Bordiga Centum Herbis
“Centum herbis” translates to “one hundred herbs” in Latin. The name is an apt description for a spirit combining gentian, herbal and floral flavors, including génépy. In online forums devoted to finding the best alternatives to Chartreuse, as well as on retailers’ websites, many have recommended this Italian liqueur as a close swap for the elusive French one.
Faccia Brutto Centerbe
With its green color and pitch as “our take on a European herbal liqueur,” Centerbe’s resemblance to green Chartreuse is evident. The producer recommends it in classics, such as the Bijou and Naked & Famous, which typically star the hard-to-find ingredient. With a higher proof than others on this list, its ABV is closer to Chartreuse’s, and it can be swapped in directly for the spirit where it typically plays a starring role, such as in a Chartreuse Swizzle . Or, as Bossy recommends, combine it in equal parts with génépy for a more nuanced flavor.
Glep Amaro di Erbe Grinta
Rhubarb, peppermint, and chamomile star in this amaro from Piedmont-based producer Glep. The only amaro on this list, Grinta’s combination of botanicals yields an almost-medicinal liqueur, whose bracing quality makes it a worthy candidate to sub in for Chartreuse. However, as with nearly every bottling on this list, some experimentation will be required to dial in the ratio for any given cocktail.

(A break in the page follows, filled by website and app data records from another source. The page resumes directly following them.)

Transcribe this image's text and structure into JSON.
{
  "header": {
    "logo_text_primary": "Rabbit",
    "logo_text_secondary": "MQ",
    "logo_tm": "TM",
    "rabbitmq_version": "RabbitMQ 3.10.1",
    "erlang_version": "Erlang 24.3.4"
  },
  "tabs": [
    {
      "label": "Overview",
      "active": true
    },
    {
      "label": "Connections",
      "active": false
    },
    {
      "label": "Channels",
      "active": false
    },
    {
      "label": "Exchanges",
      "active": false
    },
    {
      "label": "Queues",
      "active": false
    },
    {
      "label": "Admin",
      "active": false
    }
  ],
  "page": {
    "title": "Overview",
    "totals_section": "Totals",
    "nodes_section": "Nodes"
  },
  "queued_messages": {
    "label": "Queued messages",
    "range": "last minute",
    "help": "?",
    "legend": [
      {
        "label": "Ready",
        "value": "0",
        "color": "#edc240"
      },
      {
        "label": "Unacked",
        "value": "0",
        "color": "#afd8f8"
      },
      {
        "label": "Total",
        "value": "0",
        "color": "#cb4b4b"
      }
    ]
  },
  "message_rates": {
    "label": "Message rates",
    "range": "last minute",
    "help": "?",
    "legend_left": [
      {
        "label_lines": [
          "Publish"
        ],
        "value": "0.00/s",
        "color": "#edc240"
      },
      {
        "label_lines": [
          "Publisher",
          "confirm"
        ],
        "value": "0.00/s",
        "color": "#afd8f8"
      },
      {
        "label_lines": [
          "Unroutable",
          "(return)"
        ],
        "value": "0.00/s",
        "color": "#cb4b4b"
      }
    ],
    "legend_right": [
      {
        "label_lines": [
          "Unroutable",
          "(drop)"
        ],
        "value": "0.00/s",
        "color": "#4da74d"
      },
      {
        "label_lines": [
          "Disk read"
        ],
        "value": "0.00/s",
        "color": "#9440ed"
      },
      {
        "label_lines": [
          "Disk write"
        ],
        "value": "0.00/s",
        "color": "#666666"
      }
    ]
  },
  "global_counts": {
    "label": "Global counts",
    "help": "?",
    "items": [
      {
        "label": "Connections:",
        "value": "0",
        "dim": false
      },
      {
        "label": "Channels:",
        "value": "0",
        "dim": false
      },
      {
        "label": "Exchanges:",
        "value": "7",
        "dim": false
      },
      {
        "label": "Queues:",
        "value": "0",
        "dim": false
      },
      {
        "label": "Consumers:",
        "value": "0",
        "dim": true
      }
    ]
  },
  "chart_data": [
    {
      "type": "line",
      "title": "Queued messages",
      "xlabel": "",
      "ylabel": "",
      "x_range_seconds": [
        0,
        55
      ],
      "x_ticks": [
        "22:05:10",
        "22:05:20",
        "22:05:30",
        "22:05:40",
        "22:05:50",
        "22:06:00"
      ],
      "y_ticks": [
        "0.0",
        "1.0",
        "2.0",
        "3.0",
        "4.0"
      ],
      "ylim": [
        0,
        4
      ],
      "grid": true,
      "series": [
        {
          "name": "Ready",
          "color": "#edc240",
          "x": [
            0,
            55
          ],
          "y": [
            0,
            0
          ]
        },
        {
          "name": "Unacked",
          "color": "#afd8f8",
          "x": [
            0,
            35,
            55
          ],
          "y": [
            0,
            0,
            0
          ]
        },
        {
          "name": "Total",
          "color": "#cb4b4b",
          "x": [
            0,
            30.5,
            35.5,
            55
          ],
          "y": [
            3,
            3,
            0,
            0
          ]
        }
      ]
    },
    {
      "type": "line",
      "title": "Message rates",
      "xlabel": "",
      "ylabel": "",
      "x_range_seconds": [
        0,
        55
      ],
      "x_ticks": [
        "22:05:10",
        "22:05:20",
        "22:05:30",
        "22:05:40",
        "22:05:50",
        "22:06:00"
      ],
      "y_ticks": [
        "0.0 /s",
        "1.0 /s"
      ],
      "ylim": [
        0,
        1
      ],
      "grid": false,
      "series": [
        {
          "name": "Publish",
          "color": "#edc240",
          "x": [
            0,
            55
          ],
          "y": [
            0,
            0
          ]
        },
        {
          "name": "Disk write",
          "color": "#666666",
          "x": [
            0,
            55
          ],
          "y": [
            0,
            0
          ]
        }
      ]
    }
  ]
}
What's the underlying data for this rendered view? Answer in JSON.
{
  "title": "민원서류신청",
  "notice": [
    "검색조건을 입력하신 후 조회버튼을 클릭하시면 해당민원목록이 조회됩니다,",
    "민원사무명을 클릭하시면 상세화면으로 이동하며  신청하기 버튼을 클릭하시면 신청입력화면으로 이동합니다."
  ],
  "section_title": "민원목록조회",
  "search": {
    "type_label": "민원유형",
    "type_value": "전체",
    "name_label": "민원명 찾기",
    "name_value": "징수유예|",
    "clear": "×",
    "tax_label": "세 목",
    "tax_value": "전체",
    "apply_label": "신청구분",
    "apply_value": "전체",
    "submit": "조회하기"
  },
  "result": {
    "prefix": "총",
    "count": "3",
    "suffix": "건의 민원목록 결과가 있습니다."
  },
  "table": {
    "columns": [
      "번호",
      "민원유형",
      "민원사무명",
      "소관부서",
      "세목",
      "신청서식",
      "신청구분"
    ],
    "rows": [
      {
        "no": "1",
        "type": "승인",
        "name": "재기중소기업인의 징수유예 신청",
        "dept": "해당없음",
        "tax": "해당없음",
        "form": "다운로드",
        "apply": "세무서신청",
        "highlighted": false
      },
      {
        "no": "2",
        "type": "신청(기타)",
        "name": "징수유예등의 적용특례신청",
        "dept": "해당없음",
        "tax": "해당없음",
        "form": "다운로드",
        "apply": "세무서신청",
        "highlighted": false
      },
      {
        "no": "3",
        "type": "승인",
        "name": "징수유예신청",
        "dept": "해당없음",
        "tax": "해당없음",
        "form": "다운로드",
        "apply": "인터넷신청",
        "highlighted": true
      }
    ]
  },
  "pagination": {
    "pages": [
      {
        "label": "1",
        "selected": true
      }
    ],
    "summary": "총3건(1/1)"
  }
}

At Bar Muse, Stinchcomb uses Strega in place of the yellow Chartreuse. Compared with many aperitivo liqueurs, its flavor profile is predominately savory rather than bittersweet, combining botanicals such as mint, saffron, star anise, and white pepper. Try it in any cocktail where yellow Chartreuse stars, such as the Greenpoint or Naked & Famous.